This year’s Comic-Con International was another impressive showing. Sold out a week before its opening with huge crowds of fans and a seemingly endless number of comics and Hollywood celebrities, Comic-Con has entered a golden age, and the show attracts more mainstream media coverage than ever before. It often seems as though the biggest problem facing the show is its own dizzying success: Sellout crowds, labyrinthine lines to get into any TV or movie related panel, and more programming events than a fan can ever hope to attend. But all the great features of Comic-Con become moot if you can’t buy a ticket to the show or find a hotel room. After the show, PWCW talked to Comic-Con director of marketing and public relations David Glanzer about some of challenges the show faces.
PW Comics Week: Well, it’s been another impressive Comic-Con with record numbers of people, media and events. But what do you do when can’t sell any more tickets? Where do you go from there? Your costs will continue to rise even if the size of your ticket sales and exhibition space cannot.
David Glanzer: Well the show was sold out, but we’re never happy when people can’t attend. That’s not good. Obviously when we max out space and attendance that leaves us with flat income. Everything else, hall rental and everything else, is going up in price. And like I mentioned to [PWCW co-editor] Heidi [MacDonald] earlier, we’ll probably look to augment our income by adding sponsored signage around the Hall.

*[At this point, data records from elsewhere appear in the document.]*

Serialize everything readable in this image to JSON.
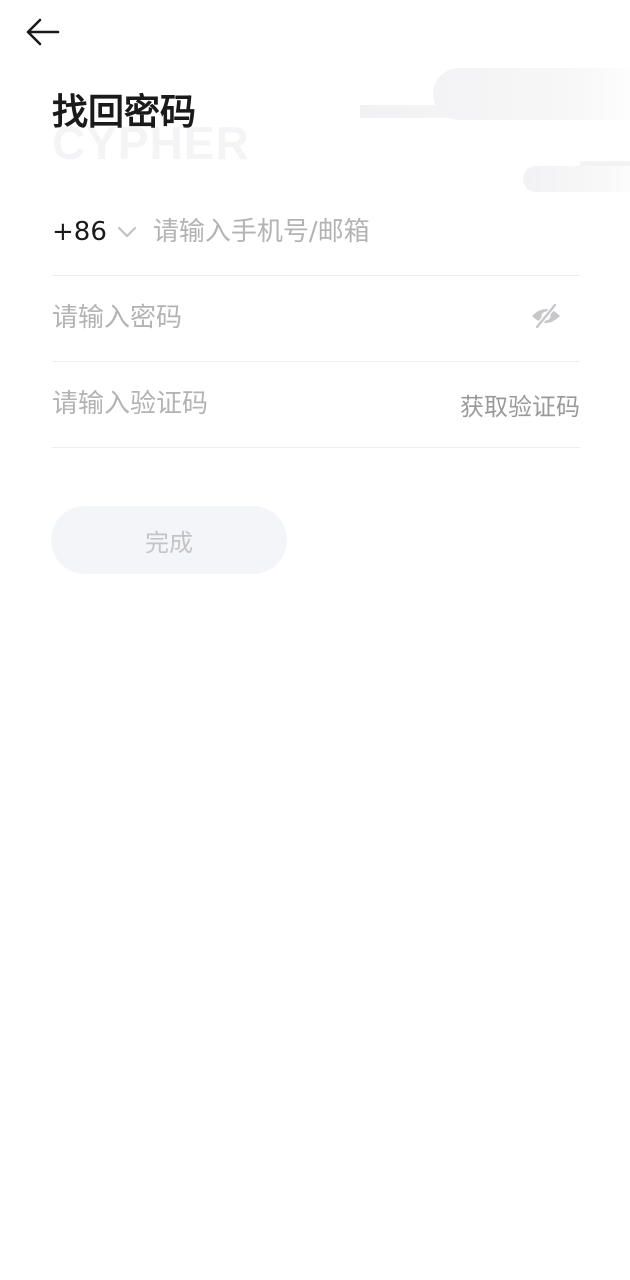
{
  "header": {
    "back_icon": "arrow-left-icon",
    "title": "找回密码",
    "watermark": "CYPHER"
  },
  "form": {
    "country_code": "+86",
    "country_chevron_icon": "chevron-down-icon",
    "account_placeholder": "请输入手机号/邮箱",
    "password_placeholder": "请输入密码",
    "password_visibility_icon": "eye-off-icon",
    "code_placeholder": "请输入验证码",
    "get_code_label": "获取验证码"
  },
  "actions": {
    "done_label": "完成"
  },
  "colors": {
    "title": "#1a1a1a",
    "placeholder": "#b3b3b6",
    "divider": "#eeeeef",
    "button_bg": "#f4f5f8",
    "button_text": "#c4c4c7"
  }
}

PWCW: There seemed to be much more stringent efforts at crowd control around the center than I’ve ever seen before.
DG: We’ve put a lot of effort into crowd control for the last 20 years. We know how to anticipate flow and move people around the facility. Even before we had a 6,000-seat theater we had to deal with halls that were packed with people. Now we know we can manage lines for very overcrowded rooms.
PWCW: I guess you’ve had to answer this question a lot, but what is your response to the general discussion out there that, perhaps, the show should move to another city?

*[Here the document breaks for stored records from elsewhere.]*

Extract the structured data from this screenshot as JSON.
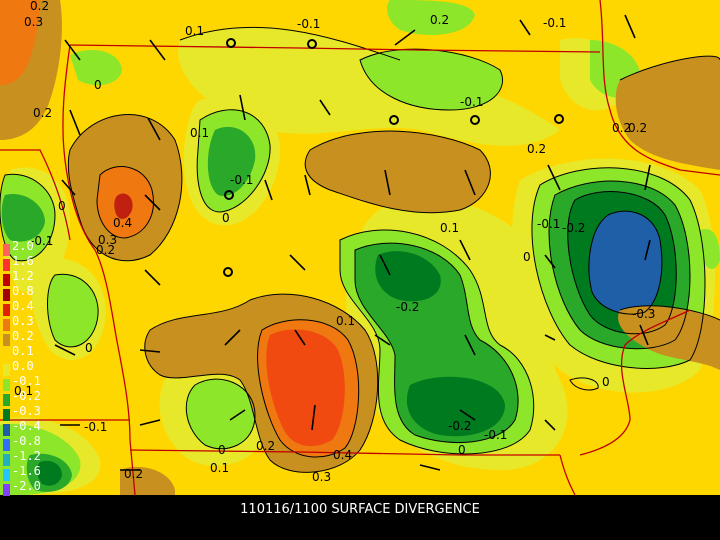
{
  "title": "110116/1100 SURFACE DIVERGENCE",
  "colors": {
    "background": "#000000",
    "band_neg_03": "#1f5fa8",
    "band_neg_02": "#007a1e",
    "band_neg_01": "#2aa82a",
    "band_0": "#8ee62a",
    "band_pos_00": "#e8e82a",
    "band_pos_01": "#ffd700",
    "band_pos_02": "#c8901e",
    "band_pos_03": "#f07810",
    "band_pos_04": "#f04a10",
    "boundary": "#c00000",
    "contour": "#000000"
  },
  "legend": [
    {
      "label": "2.0",
      "color": "#ff6060"
    },
    {
      "label": "1.6",
      "color": "#ff3030"
    },
    {
      "label": "1.2",
      "color": "#c00000"
    },
    {
      "label": "0.8",
      "color": "#a00000"
    },
    {
      "label": "0.4",
      "color": "#e02000"
    },
    {
      "label": "0.3",
      "color": "#f07810"
    },
    {
      "label": "0.2",
      "color": "#c8901e"
    },
    {
      "label": "0.1",
      "color": "#ffd700"
    },
    {
      "label": "0.0",
      "color": "#e8e82a"
    },
    {
      "label": "-0.1",
      "color": "#8ee62a"
    },
    {
      "label": "-0.2",
      "color": "#2aa82a"
    },
    {
      "label": "-0.3",
      "color": "#007a1e"
    },
    {
      "label": "-0.4",
      "color": "#1f5fa8"
    },
    {
      "label": "-0.8",
      "color": "#3070ff"
    },
    {
      "label": "-1.2",
      "color": "#20b0c0"
    },
    {
      "label": "-1.6",
      "color": "#20c8ff"
    },
    {
      "label": "-2.0",
      "color": "#8040ff"
    }
  ],
  "contour_labels": [
    {
      "text": "0.3"
    },
    {
      "text": "0.1"
    },
    {
      "text": "-0.1"
    },
    {
      "text": "0.2"
    },
    {
      "text": "-0.1"
    },
    {
      "text": "0"
    },
    {
      "text": "0.2"
    },
    {
      "text": "0.1"
    },
    {
      "text": "-0.1"
    },
    {
      "text": "0.2"
    },
    {
      "text": "0"
    },
    {
      "text": "-0.1"
    },
    {
      "text": "-0.1"
    },
    {
      "text": "0.4"
    },
    {
      "text": "0.3"
    },
    {
      "text": "0.2"
    },
    {
      "text": "0"
    },
    {
      "text": "0.1"
    },
    {
      "text": "0.2"
    },
    {
      "text": "-0.1"
    },
    {
      "text": "-0.2"
    },
    {
      "text": "0"
    },
    {
      "text": "0.1"
    },
    {
      "text": "-0.2"
    },
    {
      "text": "0"
    },
    {
      "text": "-0.3"
    },
    {
      "text": "0"
    },
    {
      "text": "0.1"
    },
    {
      "text": "-0.1"
    },
    {
      "text": "0"
    },
    {
      "text": "0.2"
    },
    {
      "text": "0.4"
    },
    {
      "text": "0.3"
    },
    {
      "text": "-0.2"
    },
    {
      "text": "-0.1"
    },
    {
      "text": "0"
    },
    {
      "text": "0.1"
    },
    {
      "text": "0.2"
    },
    {
      "text": "0.2"
    },
    {
      "text": "0.2"
    }
  ]
}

DG: We would love to stay here; we love San Diego and it would make things so much simpler if we stay here. When we signed our last agreement with the city to stay through 2012, we knew we would have to forego growth for a few years. Now there is the possibility of the expansion of the Convention Center by the city. That’s something that wouldn’t just be just good for Comic-Con, but would be good for the city as a whole. They could book shows simultaneously and other things. But we haven’t seen much movement from the city on plans to expand the convention center.
PWCW: What about the hotel situation? It’s getting tougher to find a hotel for a reasonable price. I’m sure you read my colleague Heidi MacDonald’s commentary on hotel prices in San Diego, during and post Comic-Con. What’s your take on the cost of hotel rooms, and also your response to the city of San Diego’s study of the economic impact of Comic-Con, which apparently it says is somewhere around $32 million?
DG: Heidi seems to be the only one who has taken the time to compare hotel prices and, well, we weren’t really surprised; but hotel [prices] certainly seem to be higher for our event and yet the revenue produced by our attendees is supposedly less than other events. We try to work with the hotels and get special rates for our attendees, but hotel rooms are at a premium. We did our own survey about 2 years ago. It doesn’t include what we spend to set up the convention and it doesn’t include what our exhibitors, Hollywood, publishers and other vendors, spend; it’s just our attendees and what they spend on lodging, food and the usual expenditures outside the convention center. We came up with $60 million generated by our attendees and that’s just barebones; it’s not the total you’d get if you factored in what we spend setting up the show and what our exhibitors spend on parties and other things outside the convention.
PWCW: Would Comic-Con consider moving to another city?
DG: We listen to our attendees and we get feedback. Our attendees don’t want to leave San Diego and we don’t want to leave. But now, some of our attendees are saying that maybe we should explore the idea of leaving. We’ve had a city make us an offer in the past and we rejected it. I know people say that we’re using this for leverage but we don’t do this lightly. Believe me, it’s not for leverage.